Work through the lines below and count those holding "JSON"; reply with the number only.
DATASET EXCERPTS: Begin
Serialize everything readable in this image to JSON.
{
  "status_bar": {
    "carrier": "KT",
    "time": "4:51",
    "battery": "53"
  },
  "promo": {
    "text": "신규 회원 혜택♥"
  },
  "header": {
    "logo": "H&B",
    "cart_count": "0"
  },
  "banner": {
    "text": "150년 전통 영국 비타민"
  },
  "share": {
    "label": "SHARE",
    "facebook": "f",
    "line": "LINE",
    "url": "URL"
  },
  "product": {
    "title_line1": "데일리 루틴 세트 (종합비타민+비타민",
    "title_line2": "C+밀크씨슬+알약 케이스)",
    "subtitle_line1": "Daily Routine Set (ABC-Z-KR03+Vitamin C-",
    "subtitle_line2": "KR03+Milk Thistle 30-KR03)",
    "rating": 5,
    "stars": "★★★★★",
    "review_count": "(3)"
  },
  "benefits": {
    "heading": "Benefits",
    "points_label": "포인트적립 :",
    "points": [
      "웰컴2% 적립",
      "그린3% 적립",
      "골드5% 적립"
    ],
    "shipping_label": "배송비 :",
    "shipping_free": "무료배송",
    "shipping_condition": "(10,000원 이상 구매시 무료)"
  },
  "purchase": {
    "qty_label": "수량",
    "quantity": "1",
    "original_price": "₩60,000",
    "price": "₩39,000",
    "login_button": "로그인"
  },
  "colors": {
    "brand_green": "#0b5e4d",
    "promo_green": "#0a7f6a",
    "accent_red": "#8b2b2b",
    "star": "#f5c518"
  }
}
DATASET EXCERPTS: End
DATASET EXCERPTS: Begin
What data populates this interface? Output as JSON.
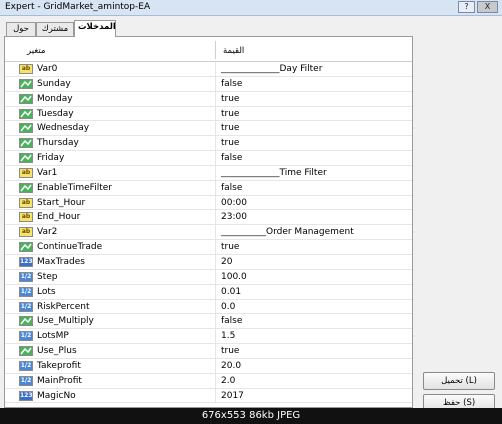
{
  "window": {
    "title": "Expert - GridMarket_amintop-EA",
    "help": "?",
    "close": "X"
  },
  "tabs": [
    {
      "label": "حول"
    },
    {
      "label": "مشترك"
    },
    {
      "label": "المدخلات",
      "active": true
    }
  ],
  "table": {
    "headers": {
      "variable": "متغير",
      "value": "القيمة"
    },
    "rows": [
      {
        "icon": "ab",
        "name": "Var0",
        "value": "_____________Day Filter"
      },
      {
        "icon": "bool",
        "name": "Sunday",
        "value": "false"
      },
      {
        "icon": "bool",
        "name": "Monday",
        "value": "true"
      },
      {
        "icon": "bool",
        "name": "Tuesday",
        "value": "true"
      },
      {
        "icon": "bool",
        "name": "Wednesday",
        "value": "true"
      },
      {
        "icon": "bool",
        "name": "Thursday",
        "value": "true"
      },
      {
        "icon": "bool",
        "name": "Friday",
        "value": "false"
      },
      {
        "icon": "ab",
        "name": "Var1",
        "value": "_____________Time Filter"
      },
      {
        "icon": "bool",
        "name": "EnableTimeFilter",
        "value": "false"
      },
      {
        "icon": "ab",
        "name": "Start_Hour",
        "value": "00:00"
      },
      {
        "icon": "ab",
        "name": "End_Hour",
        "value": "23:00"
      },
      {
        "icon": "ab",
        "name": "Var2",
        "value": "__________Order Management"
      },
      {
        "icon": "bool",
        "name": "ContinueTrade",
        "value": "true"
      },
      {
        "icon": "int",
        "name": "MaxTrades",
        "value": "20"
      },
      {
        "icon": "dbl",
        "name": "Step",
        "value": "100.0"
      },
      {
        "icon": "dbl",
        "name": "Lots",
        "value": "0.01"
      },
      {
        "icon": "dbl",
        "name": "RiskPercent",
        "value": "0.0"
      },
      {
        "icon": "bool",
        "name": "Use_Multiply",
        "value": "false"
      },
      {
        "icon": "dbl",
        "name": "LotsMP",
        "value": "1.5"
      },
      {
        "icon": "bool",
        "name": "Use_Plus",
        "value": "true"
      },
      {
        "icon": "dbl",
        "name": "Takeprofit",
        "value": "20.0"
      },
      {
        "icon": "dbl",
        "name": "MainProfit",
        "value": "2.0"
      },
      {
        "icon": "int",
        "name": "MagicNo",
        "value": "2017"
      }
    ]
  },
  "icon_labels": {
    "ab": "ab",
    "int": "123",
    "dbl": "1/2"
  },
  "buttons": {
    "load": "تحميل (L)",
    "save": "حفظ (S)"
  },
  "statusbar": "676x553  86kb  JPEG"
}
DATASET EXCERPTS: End
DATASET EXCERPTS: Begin
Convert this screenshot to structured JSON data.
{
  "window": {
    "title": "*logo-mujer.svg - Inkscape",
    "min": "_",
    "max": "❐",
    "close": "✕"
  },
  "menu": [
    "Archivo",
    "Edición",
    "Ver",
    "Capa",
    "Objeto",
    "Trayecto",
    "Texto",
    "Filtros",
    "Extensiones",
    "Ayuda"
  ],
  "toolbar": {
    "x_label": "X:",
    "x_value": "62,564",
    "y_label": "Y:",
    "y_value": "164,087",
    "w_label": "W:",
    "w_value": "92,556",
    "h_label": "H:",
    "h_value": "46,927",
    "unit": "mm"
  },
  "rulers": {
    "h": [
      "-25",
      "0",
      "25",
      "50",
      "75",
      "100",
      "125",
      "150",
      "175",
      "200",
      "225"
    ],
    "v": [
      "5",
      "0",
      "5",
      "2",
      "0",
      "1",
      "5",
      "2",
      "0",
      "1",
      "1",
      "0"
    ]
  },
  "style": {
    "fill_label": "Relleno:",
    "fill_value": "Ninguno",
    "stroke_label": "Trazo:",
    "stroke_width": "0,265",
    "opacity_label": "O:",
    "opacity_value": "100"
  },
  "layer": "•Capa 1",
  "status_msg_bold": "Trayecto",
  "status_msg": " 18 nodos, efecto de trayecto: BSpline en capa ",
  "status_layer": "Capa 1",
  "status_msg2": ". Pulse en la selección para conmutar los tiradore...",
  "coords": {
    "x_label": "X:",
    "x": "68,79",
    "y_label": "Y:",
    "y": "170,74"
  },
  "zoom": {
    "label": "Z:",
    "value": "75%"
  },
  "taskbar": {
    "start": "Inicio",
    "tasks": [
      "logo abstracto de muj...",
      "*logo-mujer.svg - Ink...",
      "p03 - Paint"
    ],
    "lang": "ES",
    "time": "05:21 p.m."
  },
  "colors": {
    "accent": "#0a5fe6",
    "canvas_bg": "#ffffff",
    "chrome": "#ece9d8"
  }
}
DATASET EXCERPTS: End
=== ANSWER BOX ===
3